The first time I heard about Jackie’s clever shennanagins with her clothing allowance was in Kathy McKeon’s Memoir, Jackie’s Girl: My Life with the Kennedy Family. Kathy immigrated from Ireland to America in 1964 at just nineteen years old. She then snagged the job as Jackie’s private assistant, and occasional nanny, for the next decade.
Among Kathy’s many stories about Jackie and life with the Kennedy’s, she speaks of Jackie’s clothing allowance from Aristotle Onassis. Jackie received $30k a month for clothes. Jackie and Aristotle married in 1968 — 30k at that time is over $261,500 today.
Evidently Aristotle didn’t fancy Jackie’s spending habits overall, but he didn’t mind her dropping a pretty penny on plenty of fabulous frocks. As a side note, I remember a story about Jackie not understanding how JFK balked at spending 1k for a painting but would spend enormous amounts on campaigns.
I guess people prioritize spending differently — though I think many can definitely identify with Jackie!
Anyhow, I appreciate how a lady of her time and generation cleverly took matters into her own hands to get some spending freedom. lol.

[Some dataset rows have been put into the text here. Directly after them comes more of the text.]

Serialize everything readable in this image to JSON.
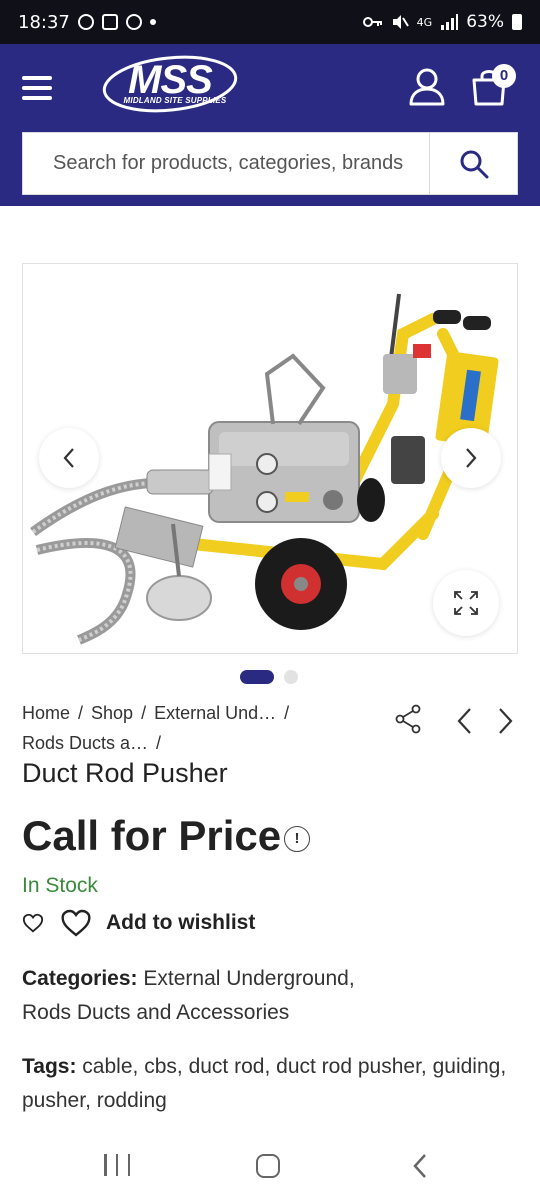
{
  "status_bar": {
    "time": "18:37",
    "network": "4G",
    "battery": "63%"
  },
  "header": {
    "logo_text": "MSS",
    "logo_subtext": "MIDLAND SITE SUPPLIES",
    "cart_count": "0",
    "search": {
      "placeholder": "Search for products, categories, brands"
    },
    "brand_color": "#2b2a83"
  },
  "gallery": {
    "image": "duct-rod-pusher-photo",
    "slide_count": 2,
    "active_slide": 1
  },
  "breadcrumb": {
    "items": [
      "Home",
      "Shop",
      "External Und…",
      "Rods Ducts a…"
    ],
    "separator": "/"
  },
  "product": {
    "title": "Duct Rod Pusher",
    "price": "Call for Price",
    "price_info_icon": "!",
    "stock": "In Stock",
    "stock_color": "#3a8a3a",
    "wishlist_label": "Add to wishlist"
  },
  "meta": {
    "categories_label": "Categories:",
    "categories": [
      "External Underground",
      "Rods Ducts and Accessories"
    ],
    "tags_label": "Tags:",
    "tags": [
      "cable",
      "cbs",
      "duct rod",
      "duct rod pusher",
      "guiding",
      "pusher",
      "rodding"
    ],
    "comma": ","
  }
}
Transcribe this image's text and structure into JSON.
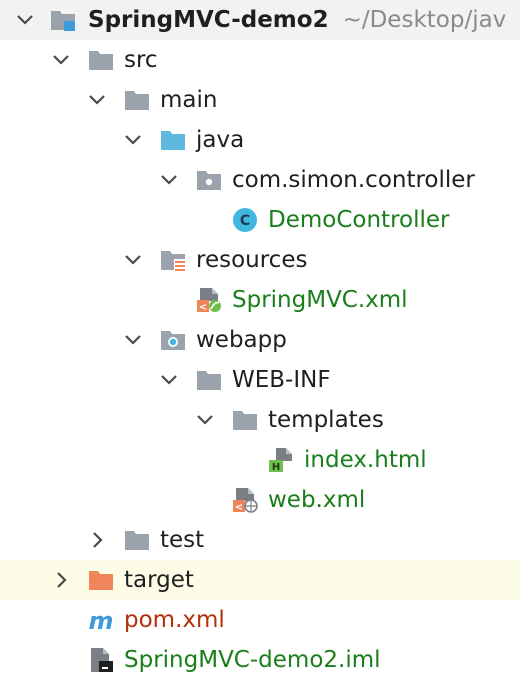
{
  "tree": {
    "root": {
      "label": "SpringMVC-demo2",
      "path": "~/Desktop/jav",
      "icon": "module-folder-icon",
      "expanded": true
    },
    "src": {
      "label": "src",
      "icon": "folder-icon",
      "expanded": true
    },
    "main": {
      "label": "main",
      "icon": "folder-icon",
      "expanded": true
    },
    "java": {
      "label": "java",
      "icon": "source-root-folder-icon",
      "expanded": true
    },
    "package": {
      "label": "com.simon.controller",
      "icon": "package-icon",
      "expanded": true
    },
    "demo_controller": {
      "label": "DemoController",
      "icon": "java-class-icon",
      "badge": "C"
    },
    "resources": {
      "label": "resources",
      "icon": "resources-folder-icon",
      "expanded": true
    },
    "springmvc_xml": {
      "label": "SpringMVC.xml",
      "icon": "spring-xml-icon"
    },
    "webapp": {
      "label": "webapp",
      "icon": "web-folder-icon",
      "expanded": true
    },
    "web_inf": {
      "label": "WEB-INF",
      "icon": "folder-icon",
      "expanded": true
    },
    "templates": {
      "label": "templates",
      "icon": "folder-icon",
      "expanded": true
    },
    "index_html": {
      "label": "index.html",
      "icon": "html-file-icon",
      "badge": "H"
    },
    "web_xml": {
      "label": "web.xml",
      "icon": "web-xml-icon"
    },
    "test": {
      "label": "test",
      "icon": "folder-icon",
      "expanded": false
    },
    "target": {
      "label": "target",
      "icon": "excluded-folder-icon",
      "expanded": false
    },
    "pom_xml": {
      "label": "pom.xml",
      "icon": "maven-icon",
      "badge": "m"
    },
    "iml": {
      "label": "SpringMVC-demo2.iml",
      "icon": "iml-file-icon"
    }
  },
  "colors": {
    "folder": "#9aa3ab",
    "source_blue": "#5fb8e0",
    "class_badge": "#40b6e0",
    "green_text": "#1a7f1a",
    "red_text": "#b2310a",
    "orange": "#f0855a",
    "maven_blue": "#3d9bd7",
    "highlight": "#fdfce6"
  }
}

She took Aristotle’s 30k a month. And bought fabulous clothes. Some she wore. Some she didn’t. Some even had the tags on them. Fully conscious of her plan, and with the assistance of others, Jackie would consign her clothes. And make a significant amount of money on them!
Keep in mind, 30k a month in 1968 is over 3 million annually in todays dollars. Just brilliant.
We were recently at a talk by Monte Durham, of Say Yes to the Dress Atlanta & Salon Monte. He fancies himself Jackie’s biggest fan, and recently donated his entire collection — including a replica of Jackie’s wedding dress to JFK — to the First Ladies Museum. He brought up the consignment story too, and I learned that Jackie actually was able to sell the clothing for more than she paid because people were so excited to own something that was Jackie’s.
I love stories like this!
If you like stories like this too check out Kathy’s book Jackie’s Girl, Miles and I both recommend it. We were visiting family in Grosse Pointe, and Miles read Aunt Sheila’s copy. Mummy read it too. It’s a really easy, fascinating, fun read about a poor girl from Ireland who ends up working for American royalty.